* Extracted information *
+++
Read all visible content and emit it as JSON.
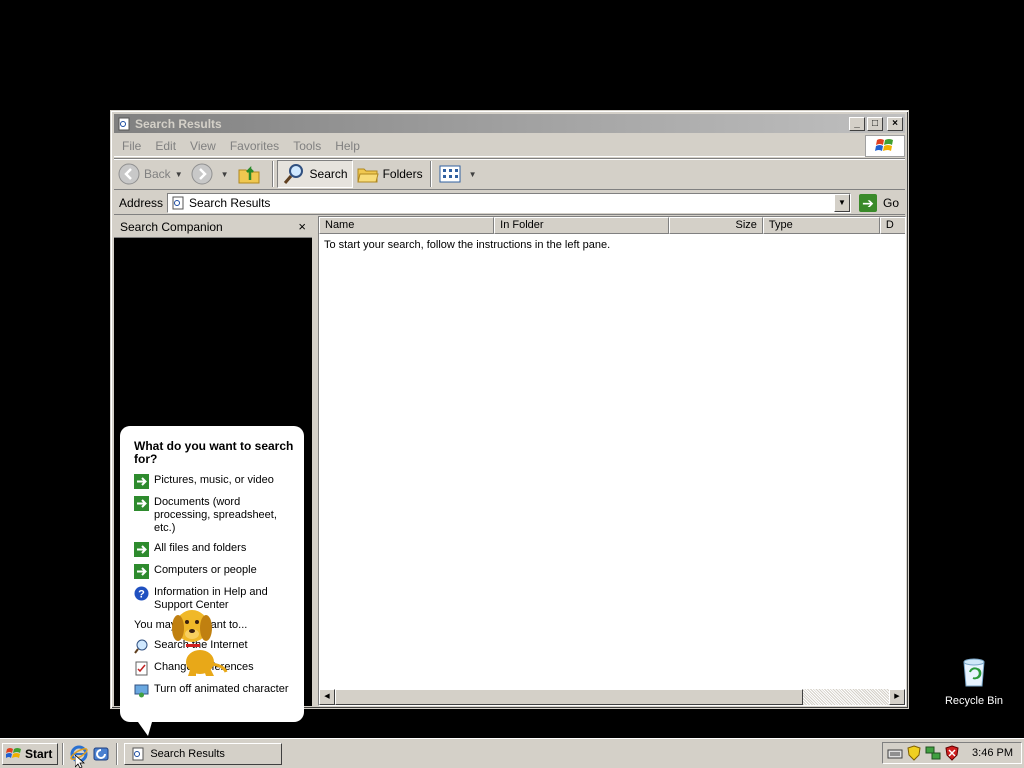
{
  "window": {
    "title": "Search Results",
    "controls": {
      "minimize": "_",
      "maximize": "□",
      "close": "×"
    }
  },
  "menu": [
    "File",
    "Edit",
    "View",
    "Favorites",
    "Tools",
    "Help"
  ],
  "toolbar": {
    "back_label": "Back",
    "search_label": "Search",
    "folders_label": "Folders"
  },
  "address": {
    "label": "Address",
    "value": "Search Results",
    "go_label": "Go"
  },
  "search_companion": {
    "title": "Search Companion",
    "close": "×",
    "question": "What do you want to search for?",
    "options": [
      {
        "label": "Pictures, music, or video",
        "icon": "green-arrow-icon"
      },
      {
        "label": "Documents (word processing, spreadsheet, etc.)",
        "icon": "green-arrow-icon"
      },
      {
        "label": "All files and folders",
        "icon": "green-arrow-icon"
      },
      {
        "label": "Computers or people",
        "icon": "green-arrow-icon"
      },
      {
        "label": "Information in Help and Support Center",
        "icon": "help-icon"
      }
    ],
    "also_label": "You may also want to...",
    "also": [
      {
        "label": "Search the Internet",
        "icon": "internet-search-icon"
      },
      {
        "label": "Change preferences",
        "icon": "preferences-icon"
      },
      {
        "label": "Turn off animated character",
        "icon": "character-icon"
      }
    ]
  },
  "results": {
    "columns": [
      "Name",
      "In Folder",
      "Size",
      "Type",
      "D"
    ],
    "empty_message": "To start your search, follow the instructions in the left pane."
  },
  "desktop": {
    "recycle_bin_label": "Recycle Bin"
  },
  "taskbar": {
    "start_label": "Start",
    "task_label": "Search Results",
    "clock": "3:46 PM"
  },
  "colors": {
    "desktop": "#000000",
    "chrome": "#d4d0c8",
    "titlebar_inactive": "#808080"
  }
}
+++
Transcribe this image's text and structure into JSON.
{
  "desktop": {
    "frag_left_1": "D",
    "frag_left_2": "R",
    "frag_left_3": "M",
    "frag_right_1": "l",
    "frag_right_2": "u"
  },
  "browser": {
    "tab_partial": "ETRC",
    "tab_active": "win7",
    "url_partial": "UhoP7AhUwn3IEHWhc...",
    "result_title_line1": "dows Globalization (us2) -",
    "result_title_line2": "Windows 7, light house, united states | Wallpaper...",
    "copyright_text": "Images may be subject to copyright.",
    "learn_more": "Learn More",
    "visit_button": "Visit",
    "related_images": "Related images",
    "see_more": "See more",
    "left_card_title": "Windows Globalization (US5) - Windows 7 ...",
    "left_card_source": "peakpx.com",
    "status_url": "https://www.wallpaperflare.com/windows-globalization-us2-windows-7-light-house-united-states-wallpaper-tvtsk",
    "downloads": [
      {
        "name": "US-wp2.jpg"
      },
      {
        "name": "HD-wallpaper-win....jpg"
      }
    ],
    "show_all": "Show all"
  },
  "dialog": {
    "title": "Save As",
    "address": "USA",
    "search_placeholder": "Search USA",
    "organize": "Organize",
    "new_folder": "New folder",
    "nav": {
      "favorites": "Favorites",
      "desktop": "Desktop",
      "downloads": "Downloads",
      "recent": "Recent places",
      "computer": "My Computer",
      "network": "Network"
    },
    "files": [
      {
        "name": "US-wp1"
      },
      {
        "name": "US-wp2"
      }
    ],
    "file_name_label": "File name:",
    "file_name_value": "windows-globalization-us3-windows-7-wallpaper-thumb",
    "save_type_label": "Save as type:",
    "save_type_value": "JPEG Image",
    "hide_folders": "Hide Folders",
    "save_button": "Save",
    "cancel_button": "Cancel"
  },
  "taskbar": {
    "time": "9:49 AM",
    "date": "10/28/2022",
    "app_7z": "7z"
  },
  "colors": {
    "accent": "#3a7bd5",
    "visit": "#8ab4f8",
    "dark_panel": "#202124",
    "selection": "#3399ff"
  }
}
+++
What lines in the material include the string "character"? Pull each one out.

        "label": "Turn off animated character",
        "icon": "character-icon"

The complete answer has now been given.